• **Your instructions**
Leave the pictures behind and repeat all the entries exactly.

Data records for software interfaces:
* * * * * * * * *

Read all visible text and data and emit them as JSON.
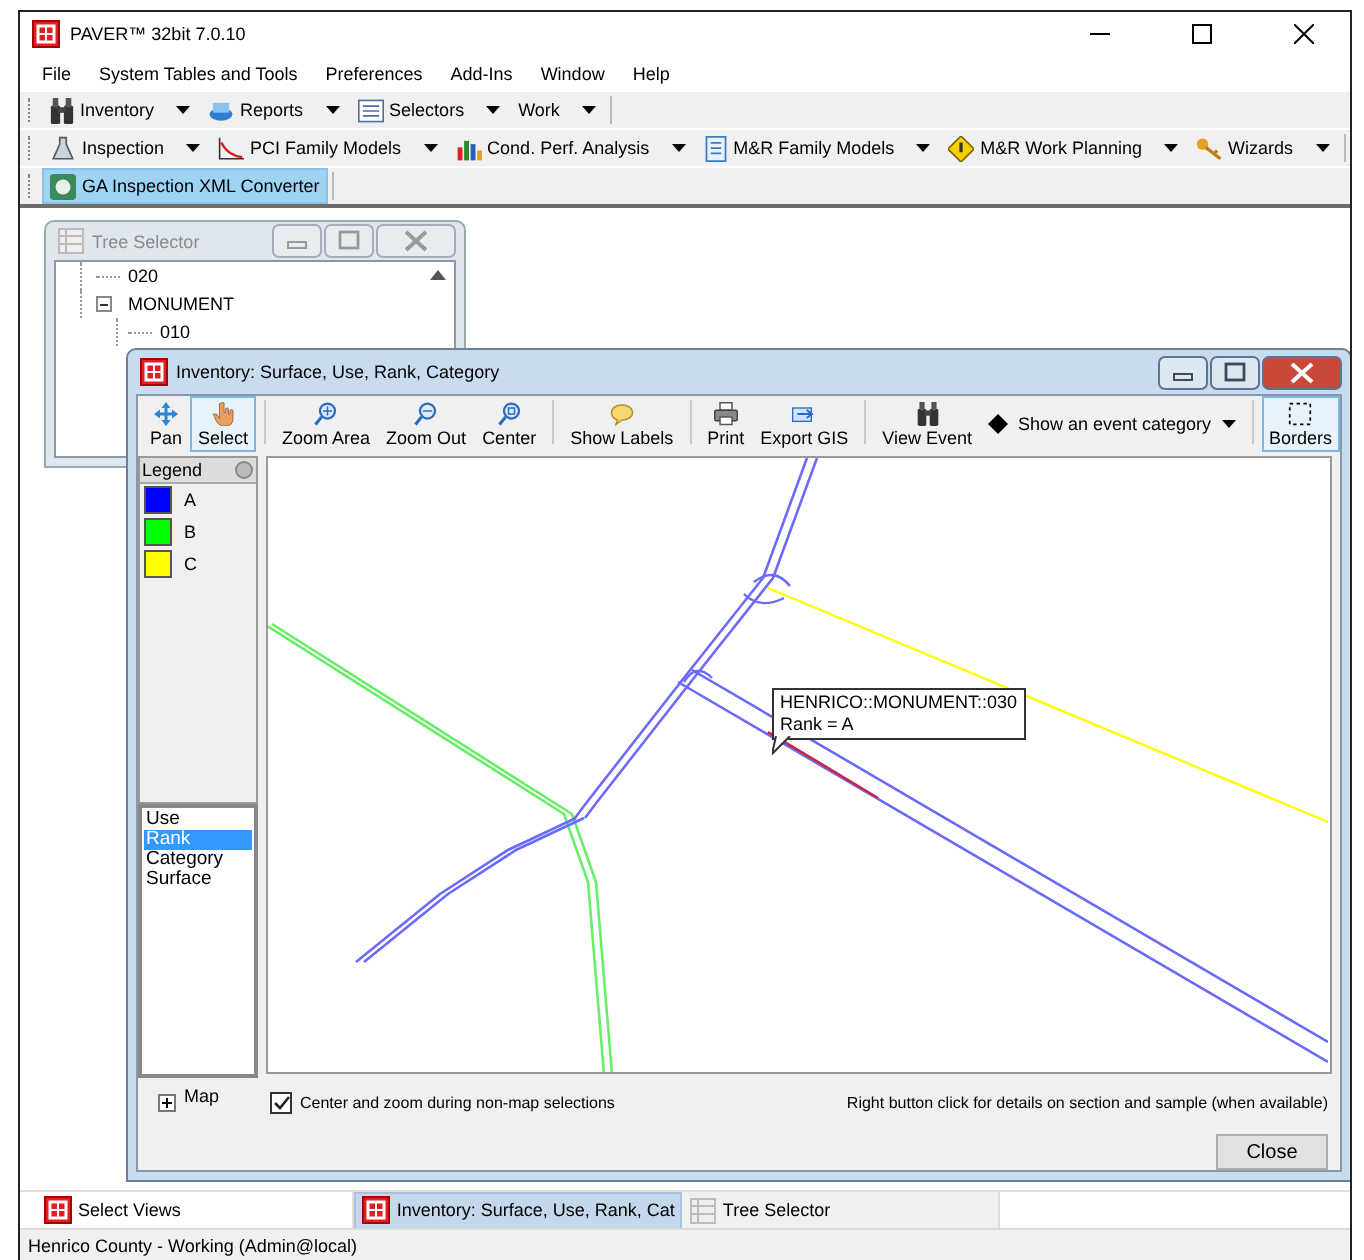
{
  "window": {
    "title": "PAVER™ 32bit 7.0.10"
  },
  "menu": [
    "File",
    "System Tables and Tools",
    "Preferences",
    "Add-Ins",
    "Window",
    "Help"
  ],
  "toolbars": [
    [
      {
        "label": "Inventory",
        "dropdown": true,
        "selected": false
      },
      {
        "label": "Reports",
        "dropdown": true,
        "selected": false
      },
      {
        "label": "Selectors",
        "dropdown": true,
        "selected": false
      },
      {
        "label": "Work",
        "dropdown": true,
        "selected": false
      }
    ],
    [
      {
        "label": "Inspection",
        "dropdown": true,
        "selected": false
      },
      {
        "label": "PCI Family Models",
        "dropdown": true,
        "selected": false
      },
      {
        "label": "Cond. Perf. Analysis",
        "dropdown": true,
        "selected": false
      },
      {
        "label": "M&R Family Models",
        "dropdown": true,
        "selected": false
      },
      {
        "label": "M&R Work Planning",
        "dropdown": true,
        "selected": false
      },
      {
        "label": "Wizards",
        "dropdown": true,
        "selected": false
      }
    ],
    [
      {
        "label": "GA Inspection XML Converter",
        "dropdown": false,
        "selected": true
      }
    ]
  ],
  "tree_selector": {
    "title": "Tree Selector",
    "items": [
      {
        "label": "020",
        "selected": false
      },
      {
        "label": "MONUMENT",
        "expanded": true,
        "selected": false,
        "children": [
          {
            "label": "010",
            "selected": false
          }
        ]
      }
    ]
  },
  "inventory_window": {
    "title": "Inventory: Surface, Use, Rank, Category",
    "toolbar": [
      [
        {
          "label": "Pan",
          "selected": false
        },
        {
          "label": "Select",
          "selected": true
        }
      ],
      [
        {
          "label": "Zoom Area",
          "selected": false
        },
        {
          "label": "Zoom Out",
          "selected": false
        },
        {
          "label": "Center",
          "selected": false
        }
      ],
      [
        {
          "label": "Show Labels",
          "selected": false
        }
      ],
      [
        {
          "label": "Print",
          "selected": false
        },
        {
          "label": "Export GIS",
          "selected": false
        }
      ],
      [
        {
          "label": "View Event",
          "selected": false
        },
        {
          "label": "Show an event category",
          "selected": false,
          "dropdown": true
        }
      ],
      [
        {
          "label": "Borders",
          "selected": true
        }
      ]
    ],
    "legend": {
      "title": "Legend",
      "items": [
        {
          "label": "A",
          "color": "#0000ff"
        },
        {
          "label": "B",
          "color": "#00ff00"
        },
        {
          "label": "C",
          "color": "#ffff00"
        }
      ]
    },
    "layers_list": [
      {
        "label": "Use",
        "selected": false
      },
      {
        "label": "Rank",
        "selected": true
      },
      {
        "label": "Category",
        "selected": false
      },
      {
        "label": "Surface",
        "selected": false
      }
    ],
    "map_layers": {
      "label": "Map",
      "expanded": false
    },
    "map_tooltip": [
      "HENRICO::MONUMENT::030",
      "Rank = A"
    ],
    "center_zoom": {
      "label": "Center and zoom during non-map selections",
      "checked": true
    },
    "hint": "Right button click for details on section and sample (when available)",
    "close_button": "Close"
  },
  "taskbar": [
    {
      "label": "Select Views",
      "selected": false
    },
    {
      "label": "Inventory: Surface, Use, Rank, Cat",
      "selected": true
    },
    {
      "label": "Tree Selector",
      "selected": false
    }
  ],
  "status_bar": "Henrico County - Working (Admin@local)"
}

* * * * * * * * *

• **Answer**
Read all visible text and data and emit them as JSON.
{
  "window": {
    "title": "PAVER™ 32bit 7.0.10"
  },
  "menu": [
    "File",
    "System Tables and Tools",
    "Preferences",
    "Add-Ins",
    "Window",
    "Help"
  ],
  "toolbars": [
    [
      {
        "label": "Inventory",
        "dropdown": true,
        "selected": false
      },
      {
        "label": "Reports",
        "dropdown": true,
        "selected": false
      },
      {
        "label": "Selectors",
        "dropdown": true,
        "selected": false
      },
      {
        "label": "Work",
        "dropdown": true,
        "selected": false
      }
    ],
    [
      {
        "label": "Inspection",
        "dropdown": true,
        "selected": false
      },
      {
        "label": "PCI Family Models",
        "dropdown": true,
        "selected": false
      },
      {
        "label": "Cond. Perf. Analysis",
        "dropdown": true,
        "selected": false
      },
      {
        "label": "M&R Family Models",
        "dropdown": true,
        "selected": false
      },
      {
        "label": "M&R Work Planning",
        "dropdown": true,
        "selected": false
      },
      {
        "label": "Wizards",
        "dropdown": true,
        "selected": false
      }
    ],
    [
      {
        "label": "GA Inspection XML Converter",
        "dropdown": false,
        "selected": true
      }
    ]
  ],
  "tree_selector": {
    "title": "Tree Selector",
    "items": [
      {
        "label": "020",
        "selected": false
      },
      {
        "label": "MONUMENT",
        "expanded": true,
        "selected": false,
        "children": [
          {
            "label": "010",
            "selected": false
          }
        ]
      }
    ]
  },
  "inventory_window": {
    "title": "Inventory: Surface, Use, Rank, Category",
    "toolbar": [
      [
        {
          "label": "Pan",
          "selected": false
        },
        {
          "label": "Select",
          "selected": true
        }
      ],
      [
        {
          "label": "Zoom Area",
          "selected": false
        },
        {
          "label": "Zoom Out",
          "selected": false
        },
        {
          "label": "Center",
          "selected": false
        }
      ],
      [
        {
          "label": "Show Labels",
          "selected": false
        }
      ],
      [
        {
          "label": "Print",
          "selected": false
        },
        {
          "label": "Export GIS",
          "selected": false
        }
      ],
      [
        {
          "label": "View Event",
          "selected": false
        },
        {
          "label": "Show an event category",
          "selected": false,
          "dropdown": true
        }
      ],
      [
        {
          "label": "Borders",
          "selected": true
        }
      ]
    ],
    "legend": {
      "title": "Legend",
      "items": [
        {
          "label": "A",
          "color": "#0000ff"
        },
        {
          "label": "B",
          "color": "#00ff00"
        },
        {
          "label": "C",
          "color": "#ffff00"
        }
      ]
    },
    "layers_list": [
      {
        "label": "Use",
        "selected": false
      },
      {
        "label": "Rank",
        "selected": true
      },
      {
        "label": "Category",
        "selected": false
      },
      {
        "label": "Surface",
        "selected": false
      }
    ],
    "map_layers": {
      "label": "Map",
      "expanded": false
    },
    "map_tooltip": [
      "HENRICO::MONUMENT::030",
      "Rank = A"
    ],
    "center_zoom": {
      "label": "Center and zoom during non-map selections",
      "checked": true
    },
    "hint": "Right button click for details on section and sample (when available)",
    "close_button": "Close"
  },
  "taskbar": [
    {
      "label": "Select Views",
      "selected": false
    },
    {
      "label": "Inventory: Surface, Use, Rank, Cat",
      "selected": true
    },
    {
      "label": "Tree Selector",
      "selected": false
    }
  ],
  "status_bar": "Henrico County - Working (Admin@local)"
}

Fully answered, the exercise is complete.